• _WORK TASK_
The full listing should be reproduced exactly as it appears.

*** Begin section ***

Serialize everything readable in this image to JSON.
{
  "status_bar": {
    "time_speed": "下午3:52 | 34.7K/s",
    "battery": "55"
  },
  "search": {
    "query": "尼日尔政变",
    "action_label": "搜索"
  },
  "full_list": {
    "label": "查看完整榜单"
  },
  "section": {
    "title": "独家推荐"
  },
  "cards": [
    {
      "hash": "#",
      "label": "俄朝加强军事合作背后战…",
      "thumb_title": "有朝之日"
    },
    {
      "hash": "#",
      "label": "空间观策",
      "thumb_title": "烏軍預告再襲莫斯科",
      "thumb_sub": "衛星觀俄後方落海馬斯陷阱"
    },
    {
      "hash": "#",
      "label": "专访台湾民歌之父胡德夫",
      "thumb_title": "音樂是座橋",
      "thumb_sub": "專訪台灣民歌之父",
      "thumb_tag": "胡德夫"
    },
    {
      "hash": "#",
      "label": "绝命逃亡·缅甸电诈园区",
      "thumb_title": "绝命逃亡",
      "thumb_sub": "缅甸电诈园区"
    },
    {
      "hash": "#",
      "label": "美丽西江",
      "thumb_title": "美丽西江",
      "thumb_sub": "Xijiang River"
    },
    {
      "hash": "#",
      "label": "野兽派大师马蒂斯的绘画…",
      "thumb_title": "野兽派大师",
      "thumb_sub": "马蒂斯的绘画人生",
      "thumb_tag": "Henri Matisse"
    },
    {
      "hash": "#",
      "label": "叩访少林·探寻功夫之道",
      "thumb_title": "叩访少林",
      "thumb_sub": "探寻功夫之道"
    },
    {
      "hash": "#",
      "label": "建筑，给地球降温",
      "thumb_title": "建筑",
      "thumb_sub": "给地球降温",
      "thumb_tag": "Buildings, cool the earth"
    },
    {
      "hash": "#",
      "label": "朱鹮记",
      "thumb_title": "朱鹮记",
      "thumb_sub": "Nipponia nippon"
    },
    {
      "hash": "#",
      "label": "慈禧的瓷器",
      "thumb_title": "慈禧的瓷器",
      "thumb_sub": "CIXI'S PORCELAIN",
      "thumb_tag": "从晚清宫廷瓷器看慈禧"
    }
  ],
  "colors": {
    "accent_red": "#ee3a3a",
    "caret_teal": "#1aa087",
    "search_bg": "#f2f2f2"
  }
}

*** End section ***

• _WRITTEN REPLY_
Serialize everything readable in this image to JSON.
{
  "status_bar": {
    "time_speed": "下午3:52 | 34.7K/s",
    "battery": "55"
  },
  "search": {
    "query": "尼日尔政变",
    "action_label": "搜索"
  },
  "full_list": {
    "label": "查看完整榜单"
  },
  "section": {
    "title": "独家推荐"
  },
  "cards": [
    {
      "hash": "#",
      "label": "俄朝加强军事合作背后战…",
      "thumb_title": "有朝之日"
    },
    {
      "hash": "#",
      "label": "空间观策",
      "thumb_title": "烏軍預告再襲莫斯科",
      "thumb_sub": "衛星觀俄後方落海馬斯陷阱"
    },
    {
      "hash": "#",
      "label": "专访台湾民歌之父胡德夫",
      "thumb_title": "音樂是座橋",
      "thumb_sub": "專訪台灣民歌之父",
      "thumb_tag": "胡德夫"
    },
    {
      "hash": "#",
      "label": "绝命逃亡·缅甸电诈园区",
      "thumb_title": "绝命逃亡",
      "thumb_sub": "缅甸电诈园区"
    },
    {
      "hash": "#",
      "label": "美丽西江",
      "thumb_title": "美丽西江",
      "thumb_sub": "Xijiang River"
    },
    {
      "hash": "#",
      "label": "野兽派大师马蒂斯的绘画…",
      "thumb_title": "野兽派大师",
      "thumb_sub": "马蒂斯的绘画人生",
      "thumb_tag": "Henri Matisse"
    },
    {
      "hash": "#",
      "label": "叩访少林·探寻功夫之道",
      "thumb_title": "叩访少林",
      "thumb_sub": "探寻功夫之道"
    },
    {
      "hash": "#",
      "label": "建筑，给地球降温",
      "thumb_title": "建筑",
      "thumb_sub": "给地球降温",
      "thumb_tag": "Buildings, cool the earth"
    },
    {
      "hash": "#",
      "label": "朱鹮记",
      "thumb_title": "朱鹮记",
      "thumb_sub": "Nipponia nippon"
    },
    {
      "hash": "#",
      "label": "慈禧的瓷器",
      "thumb_title": "慈禧的瓷器",
      "thumb_sub": "CIXI'S PORCELAIN",
      "thumb_tag": "从晚清宫廷瓷器看慈禧"
    }
  ],
  "colors": {
    "accent_red": "#ee3a3a",
    "caret_teal": "#1aa087",
    "search_bg": "#f2f2f2"
  }
}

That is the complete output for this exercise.